WHAT NEEDS TO BE DONE:
Could you restate every entry word for word, minus the pictures?

━━━━━━━━━━

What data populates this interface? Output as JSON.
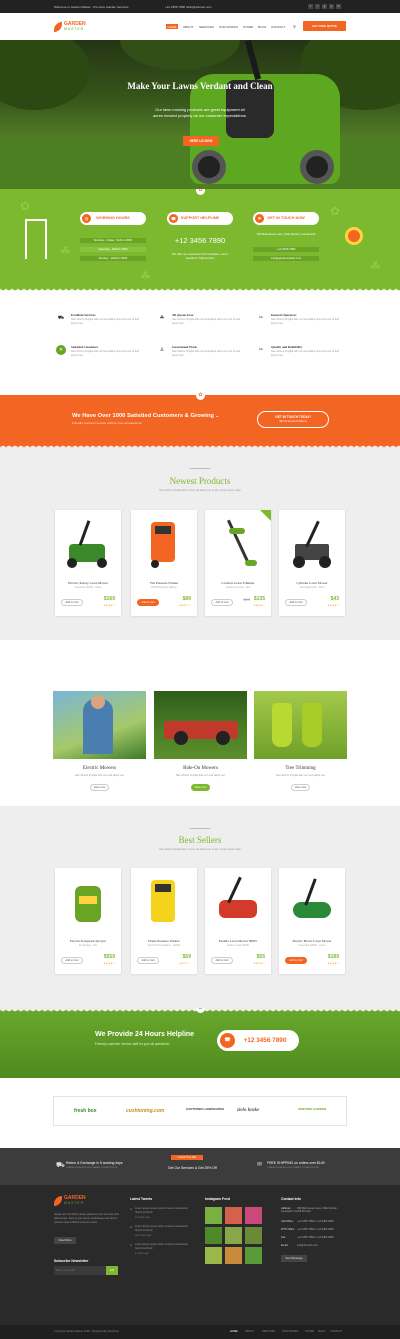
{
  "topbar": {
    "welcome": "Welcome to Garden Master · Premium Garden Services",
    "contacts": "+12 3456 7890   hello@domain.com",
    "social": [
      "f",
      "t",
      "g",
      "p",
      "in"
    ]
  },
  "header": {
    "logo_top": "GARDEN",
    "logo_bottom": "MASTER",
    "nav": [
      "HOME",
      "ABOUT",
      "SERVICES",
      "OUR WORKS",
      "STORE",
      "BLOG",
      "CONTACT"
    ],
    "quote_button": "GET FREE QUOTE"
  },
  "hero": {
    "title": "Make Your Lawns Verdant and Clean",
    "text": "Our lawn mowing products are great equipment all acres mowed properly as our customer expectations.",
    "cta": "HERE US NOW"
  },
  "info": {
    "hours_title": "WORKING HOURS",
    "hours": [
      "Monday - Friday : 9AM to 8PM",
      "Saturday : 9AM to 6PM",
      "Sunday : 10AM to 5PM"
    ],
    "helpline_title": "SUPPORT HELPLINE",
    "helpline_phone": "+12 3456 7890",
    "helpline_text": "We offer our customers 24 hrs helpline. Got a question? Call Us Now",
    "touch_title": "GET IN TOUCH NOW",
    "address": "390 Bell House Lane, NSE Denton, Ireland.ank",
    "touch_phone": "+12 3456 7890",
    "email": "info@gardenmaster.com"
  },
  "features": [
    {
      "title": "Excellent Services",
      "text": "Nam liberto fringilla felis orci sed aliqut duis urna nisi ut sed ipsum nec",
      "icon": "wheelbarrow-icon"
    },
    {
      "title": "All Quotes Free",
      "text": "Nam liberto fringilla felis orci sed aliqut duis urna nisi ut sed ipsum nec",
      "icon": "seedling-icon"
    },
    {
      "title": "Insured Operators",
      "text": "Nam liberto fringilla felis orci sed aliqut duis urna nisi ut sed ipsum nec",
      "icon": "pruner-icon"
    },
    {
      "title": "Satisfied Customers",
      "text": "Nam liberto fringilla felis orci sed aliqut duis urna nisi ut sed ipsum nec",
      "icon": "sun-icon"
    },
    {
      "title": "Guaranteed Work",
      "text": "Nam liberto fringilla felis orci sed aliqut duis urna nisi ut sed ipsum nec",
      "icon": "worker-icon"
    },
    {
      "title": "Quality and Reliability",
      "text": "Nam liberto fringilla felis orci sed aliqut duis urna nisi ut sed ipsum nec",
      "icon": "shears-icon"
    }
  ],
  "promo": {
    "title": "We Have Over 1000 Satistied Customers & Growing ..",
    "text": "Friendly customer service staff for your all questions!",
    "button": "GET IN TOUCH TODAY!",
    "button_sub": "We'll fix all your Problems"
  },
  "newest": {
    "title": "Newest Products",
    "subtitle": "Nam liberto fringilla felis. Fusce elit aliqut nec ut sim ornare ipsum vitae",
    "products": [
      {
        "name": "Electric Rotary Lawn Mower",
        "meta": "Greenland 1400W · Yellow",
        "price": "$169",
        "old": "",
        "button": "Add to Cart",
        "hl": false,
        "stars": "★★★★☆"
      },
      {
        "name": "Yex Pressure Washer",
        "meta": "1800W Pressure Washer",
        "price": "$89",
        "old": "",
        "button": "Add to Cart",
        "hl": true,
        "stars": "★★★☆☆"
      },
      {
        "name": "Cordless Grass Trimmer",
        "meta": "Grassmart a pure · Red",
        "price": "$135",
        "old": "$99",
        "button": "Add to Cart",
        "hl": false,
        "stars": "★★★★☆"
      },
      {
        "name": "Cylinder Lawn Mower",
        "meta": "Greenleigh Push · 30cm",
        "price": "$43",
        "old": "",
        "button": "Add to Cart",
        "hl": false,
        "stars": "★★★★☆"
      }
    ]
  },
  "categories": [
    {
      "title": "Electric Mowers",
      "text": "Nam liberto fringilla felis orci sed aliqut nec",
      "button": "View more",
      "hl": false
    },
    {
      "title": "Ride-On Mowers",
      "text": "Nam liberto fringilla felis orci sed aliqut nec",
      "button": "View more",
      "hl": true
    },
    {
      "title": "Tree Trimming",
      "text": "Nam liberto fringilla felis orci sed aliqut nec",
      "button": "View more",
      "hl": false
    }
  ],
  "best": {
    "title": "Best Sellers",
    "subtitle": "Nam liberto fringilla felis. Fusce elit aliqut nec ut sim ornare ipsum vitae",
    "products": [
      {
        "name": "Electric Knapsack Sprayer",
        "meta": "Pro Sprayer · 16L",
        "price": "$559",
        "old": "",
        "button": "Add to Cart",
        "hl": false,
        "stars": "★★★★☆"
      },
      {
        "name": "Home Pressure Washer",
        "meta": "Karcher Home Washer · 1400W",
        "price": "$59",
        "old": "",
        "button": "Add to Cart",
        "hl": false,
        "stars": "★★★☆☆"
      },
      {
        "name": "Easimo Lawn Mower 800W",
        "meta": "Garden mower 800W",
        "price": "$55",
        "old": "",
        "button": "Add to Cart",
        "hl": false,
        "stars": "★★★★☆"
      },
      {
        "name": "Electric Hover Lawn Mower",
        "meta": "Greenland 1400W · Green",
        "price": "$189",
        "old": "",
        "button": "Add to Cart",
        "hl": true,
        "stars": "★★★★☆"
      }
    ]
  },
  "help": {
    "title": "We Provide 24 Hours Helpline",
    "text": "Friendly customer service staff for your all questions!",
    "phone": "+12 3456 7890"
  },
  "brands": [
    "fresh box",
    "cushioning.com",
    "CAPTURED LANDSCAPES",
    "zielo krake",
    "VENTURE GARDEN"
  ],
  "services": [
    {
      "title": "Return & Exchange in 5 working days",
      "text": "LOREM IPSUM DOLOR SIT AMET CONSECTETUR"
    },
    {
      "title": "Get Our Services & Get 25% Off",
      "badge": "Limited Time offer"
    },
    {
      "title": "FREE SHIPPING on orders over $149",
      "text": "LOREM IPSUM DOLOR SIT AMET CONSECTETUR"
    }
  ],
  "footer": {
    "logo_top": "GARDEN",
    "logo_bottom": "MASTER",
    "about": "Neque arcu hendrerit neque pharetra nunc vel risus velit ullamcorper. Duis ut quis ipsum scelerisque erat. Enum posuere quam efficitur tempus ornare.",
    "read_more": "Read More",
    "newsletter_title": "Subscribe Newsletter",
    "newsletter_placeholder": "Enter your email",
    "newsletter_button": "GO",
    "tweets_title": "Latest Tweets",
    "tweets": [
      {
        "text": "Lorem ipsum ipsum dolor sit amet consectetur http://t.co/JCe4",
        "time": "2 minute ago"
      },
      {
        "text": "Lorem ipsum ipsum dolor sit amet consectetur http://t.co/JCe4",
        "time": "46 minute ago"
      },
      {
        "text": "Lorem ipsum ipsum dolor sit amet consectetur http://t.co/JCe4",
        "time": "1 hours ago"
      }
    ],
    "instagram_title": "Instagram Feed",
    "contact_title": "Contact Info",
    "contacts": [
      {
        "label": "Address:",
        "value": "390 Bell House Lane, NSE Denton, Ameriland, Ca 68 95 USA"
      },
      {
        "label": "Call Office:",
        "value": "+12 3456 7890 / +12 3456 0987"
      },
      {
        "label": "WTP Office:",
        "value": "+12 3456 7890 / +12 3456 0987"
      },
      {
        "label": "Fax:",
        "value": "+12 3456 7890 / +12 3456 0987"
      },
      {
        "label": "Email:",
        "value": "info@domain.com"
      }
    ],
    "send_button": "Send Message"
  },
  "copyright": {
    "text": "Copyright Garden Master 2018  ·  Designed By Templines",
    "nav": [
      "HOME",
      "ABOUT",
      "SERVICES",
      "OUR WORKS",
      "STORE",
      "BLOG",
      "CONTACT"
    ]
  },
  "colors": {
    "accent": "#f26522",
    "green": "#7cb92f",
    "dark": "#2a2a2a"
  }
}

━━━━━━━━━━

OUTPUT FOR THIS EXERCISE:
What data populates this interface? Output as JSON.
{
  "topbar": {
    "welcome": "Welcome to Garden Master · Premium Garden Services",
    "contacts": "+12 3456 7890   hello@domain.com",
    "social": [
      "f",
      "t",
      "g",
      "p",
      "in"
    ]
  },
  "header": {
    "logo_top": "GARDEN",
    "logo_bottom": "MASTER",
    "nav": [
      "HOME",
      "ABOUT",
      "SERVICES",
      "OUR WORKS",
      "STORE",
      "BLOG",
      "CONTACT"
    ],
    "quote_button": "GET FREE QUOTE"
  },
  "hero": {
    "title": "Make Your Lawns Verdant and Clean",
    "text": "Our lawn mowing products are great equipment all acres mowed properly as our customer expectations.",
    "cta": "HERE US NOW"
  },
  "info": {
    "hours_title": "WORKING HOURS",
    "hours": [
      "Monday - Friday : 9AM to 8PM",
      "Saturday : 9AM to 6PM",
      "Sunday : 10AM to 5PM"
    ],
    "helpline_title": "SUPPORT HELPLINE",
    "helpline_phone": "+12 3456 7890",
    "helpline_text": "We offer our customers 24 hrs helpline. Got a question? Call Us Now",
    "touch_title": "GET IN TOUCH NOW",
    "address": "390 Bell House Lane, NSE Denton, Ireland.ank",
    "touch_phone": "+12 3456 7890",
    "email": "info@gardenmaster.com"
  },
  "features": [
    {
      "title": "Excellent Services",
      "text": "Nam liberto fringilla felis orci sed aliqut duis urna nisi ut sed ipsum nec",
      "icon": "wheelbarrow-icon"
    },
    {
      "title": "All Quotes Free",
      "text": "Nam liberto fringilla felis orci sed aliqut duis urna nisi ut sed ipsum nec",
      "icon": "seedling-icon"
    },
    {
      "title": "Insured Operators",
      "text": "Nam liberto fringilla felis orci sed aliqut duis urna nisi ut sed ipsum nec",
      "icon": "pruner-icon"
    },
    {
      "title": "Satisfied Customers",
      "text": "Nam liberto fringilla felis orci sed aliqut duis urna nisi ut sed ipsum nec",
      "icon": "sun-icon"
    },
    {
      "title": "Guaranteed Work",
      "text": "Nam liberto fringilla felis orci sed aliqut duis urna nisi ut sed ipsum nec",
      "icon": "worker-icon"
    },
    {
      "title": "Quality and Reliability",
      "text": "Nam liberto fringilla felis orci sed aliqut duis urna nisi ut sed ipsum nec",
      "icon": "shears-icon"
    }
  ],
  "promo": {
    "title": "We Have Over 1000 Satistied Customers & Growing ..",
    "text": "Friendly customer service staff for your all questions!",
    "button": "GET IN TOUCH TODAY!",
    "button_sub": "We'll fix all your Problems"
  },
  "newest": {
    "title": "Newest Products",
    "subtitle": "Nam liberto fringilla felis. Fusce elit aliqut nec ut sim ornare ipsum vitae",
    "products": [
      {
        "name": "Electric Rotary Lawn Mower",
        "meta": "Greenland 1400W · Yellow",
        "price": "$169",
        "old": "",
        "button": "Add to Cart",
        "hl": false,
        "stars": "★★★★☆"
      },
      {
        "name": "Yex Pressure Washer",
        "meta": "1800W Pressure Washer",
        "price": "$89",
        "old": "",
        "button": "Add to Cart",
        "hl": true,
        "stars": "★★★☆☆"
      },
      {
        "name": "Cordless Grass Trimmer",
        "meta": "Grassmart a pure · Red",
        "price": "$135",
        "old": "$99",
        "button": "Add to Cart",
        "hl": false,
        "stars": "★★★★☆"
      },
      {
        "name": "Cylinder Lawn Mower",
        "meta": "Greenleigh Push · 30cm",
        "price": "$43",
        "old": "",
        "button": "Add to Cart",
        "hl": false,
        "stars": "★★★★☆"
      }
    ]
  },
  "categories": [
    {
      "title": "Electric Mowers",
      "text": "Nam liberto fringilla felis orci sed aliqut nec",
      "button": "View more",
      "hl": false
    },
    {
      "title": "Ride-On Mowers",
      "text": "Nam liberto fringilla felis orci sed aliqut nec",
      "button": "View more",
      "hl": true
    },
    {
      "title": "Tree Trimming",
      "text": "Nam liberto fringilla felis orci sed aliqut nec",
      "button": "View more",
      "hl": false
    }
  ],
  "best": {
    "title": "Best Sellers",
    "subtitle": "Nam liberto fringilla felis. Fusce elit aliqut nec ut sim ornare ipsum vitae",
    "products": [
      {
        "name": "Electric Knapsack Sprayer",
        "meta": "Pro Sprayer · 16L",
        "price": "$559",
        "old": "",
        "button": "Add to Cart",
        "hl": false,
        "stars": "★★★★☆"
      },
      {
        "name": "Home Pressure Washer",
        "meta": "Karcher Home Washer · 1400W",
        "price": "$59",
        "old": "",
        "button": "Add to Cart",
        "hl": false,
        "stars": "★★★☆☆"
      },
      {
        "name": "Easimo Lawn Mower 800W",
        "meta": "Garden mower 800W",
        "price": "$55",
        "old": "",
        "button": "Add to Cart",
        "hl": false,
        "stars": "★★★★☆"
      },
      {
        "name": "Electric Hover Lawn Mower",
        "meta": "Greenland 1400W · Green",
        "price": "$189",
        "old": "",
        "button": "Add to Cart",
        "hl": true,
        "stars": "★★★★☆"
      }
    ]
  },
  "help": {
    "title": "We Provide 24 Hours Helpline",
    "text": "Friendly customer service staff for your all questions!",
    "phone": "+12 3456 7890"
  },
  "brands": [
    "fresh box",
    "cushioning.com",
    "CAPTURED LANDSCAPES",
    "zielo krake",
    "VENTURE GARDEN"
  ],
  "services": [
    {
      "title": "Return & Exchange in 5 working days",
      "text": "LOREM IPSUM DOLOR SIT AMET CONSECTETUR"
    },
    {
      "title": "Get Our Services & Get 25% Off",
      "badge": "Limited Time offer"
    },
    {
      "title": "FREE SHIPPING on orders over $149",
      "text": "LOREM IPSUM DOLOR SIT AMET CONSECTETUR"
    }
  ],
  "footer": {
    "logo_top": "GARDEN",
    "logo_bottom": "MASTER",
    "about": "Neque arcu hendrerit neque pharetra nunc vel risus velit ullamcorper. Duis ut quis ipsum scelerisque erat. Enum posuere quam efficitur tempus ornare.",
    "read_more": "Read More",
    "newsletter_title": "Subscribe Newsletter",
    "newsletter_placeholder": "Enter your email",
    "newsletter_button": "GO",
    "tweets_title": "Latest Tweets",
    "tweets": [
      {
        "text": "Lorem ipsum ipsum dolor sit amet consectetur http://t.co/JCe4",
        "time": "2 minute ago"
      },
      {
        "text": "Lorem ipsum ipsum dolor sit amet consectetur http://t.co/JCe4",
        "time": "46 minute ago"
      },
      {
        "text": "Lorem ipsum ipsum dolor sit amet consectetur http://t.co/JCe4",
        "time": "1 hours ago"
      }
    ],
    "instagram_title": "Instagram Feed",
    "contact_title": "Contact Info",
    "contacts": [
      {
        "label": "Address:",
        "value": "390 Bell House Lane, NSE Denton, Ameriland, Ca 68 95 USA"
      },
      {
        "label": "Call Office:",
        "value": "+12 3456 7890 / +12 3456 0987"
      },
      {
        "label": "WTP Office:",
        "value": "+12 3456 7890 / +12 3456 0987"
      },
      {
        "label": "Fax:",
        "value": "+12 3456 7890 / +12 3456 0987"
      },
      {
        "label": "Email:",
        "value": "info@domain.com"
      }
    ],
    "send_button": "Send Message"
  },
  "copyright": {
    "text": "Copyright Garden Master 2018  ·  Designed By Templines",
    "nav": [
      "HOME",
      "ABOUT",
      "SERVICES",
      "OUR WORKS",
      "STORE",
      "BLOG",
      "CONTACT"
    ]
  },
  "colors": {
    "accent": "#f26522",
    "green": "#7cb92f",
    "dark": "#2a2a2a"
  }
}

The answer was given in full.